**Material for this task**
= = = = = = =

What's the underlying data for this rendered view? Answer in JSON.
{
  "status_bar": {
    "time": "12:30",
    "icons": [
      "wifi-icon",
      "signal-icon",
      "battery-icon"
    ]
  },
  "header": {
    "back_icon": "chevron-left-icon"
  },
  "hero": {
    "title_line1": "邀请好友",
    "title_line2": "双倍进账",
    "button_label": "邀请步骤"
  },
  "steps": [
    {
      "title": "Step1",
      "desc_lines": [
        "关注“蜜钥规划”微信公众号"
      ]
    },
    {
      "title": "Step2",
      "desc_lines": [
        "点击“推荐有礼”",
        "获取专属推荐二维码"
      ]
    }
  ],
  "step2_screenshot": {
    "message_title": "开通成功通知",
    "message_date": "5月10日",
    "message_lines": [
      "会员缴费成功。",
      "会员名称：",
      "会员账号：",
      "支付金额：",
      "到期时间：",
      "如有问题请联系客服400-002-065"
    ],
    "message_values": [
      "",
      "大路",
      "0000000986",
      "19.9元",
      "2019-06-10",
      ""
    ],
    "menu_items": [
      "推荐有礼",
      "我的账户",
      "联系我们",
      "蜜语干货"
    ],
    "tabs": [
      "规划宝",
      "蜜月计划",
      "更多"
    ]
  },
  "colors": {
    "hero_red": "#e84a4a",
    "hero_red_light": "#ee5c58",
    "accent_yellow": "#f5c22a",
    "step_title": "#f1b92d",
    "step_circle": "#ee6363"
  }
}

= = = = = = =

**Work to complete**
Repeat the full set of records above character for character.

**Exercise output**
What's the underlying data for this rendered view? Answer in JSON.
{
  "status_bar": {
    "time": "12:30",
    "icons": [
      "wifi-icon",
      "signal-icon",
      "battery-icon"
    ]
  },
  "header": {
    "back_icon": "chevron-left-icon"
  },
  "hero": {
    "title_line1": "邀请好友",
    "title_line2": "双倍进账",
    "button_label": "邀请步骤"
  },
  "steps": [
    {
      "title": "Step1",
      "desc_lines": [
        "关注“蜜钥规划”微信公众号"
      ]
    },
    {
      "title": "Step2",
      "desc_lines": [
        "点击“推荐有礼”",
        "获取专属推荐二维码"
      ]
    }
  ],
  "step2_screenshot": {
    "message_title": "开通成功通知",
    "message_date": "5月10日",
    "message_lines": [
      "会员缴费成功。",
      "会员名称：",
      "会员账号：",
      "支付金额：",
      "到期时间：",
      "如有问题请联系客服400-002-065"
    ],
    "message_values": [
      "",
      "大路",
      "0000000986",
      "19.9元",
      "2019-06-10",
      ""
    ],
    "menu_items": [
      "推荐有礼",
      "我的账户",
      "联系我们",
      "蜜语干货"
    ],
    "tabs": [
      "规划宝",
      "蜜月计划",
      "更多"
    ]
  },
  "colors": {
    "hero_red": "#e84a4a",
    "hero_red_light": "#ee5c58",
    "accent_yellow": "#f5c22a",
    "step_title": "#f1b92d",
    "step_circle": "#ee6363"
  }
}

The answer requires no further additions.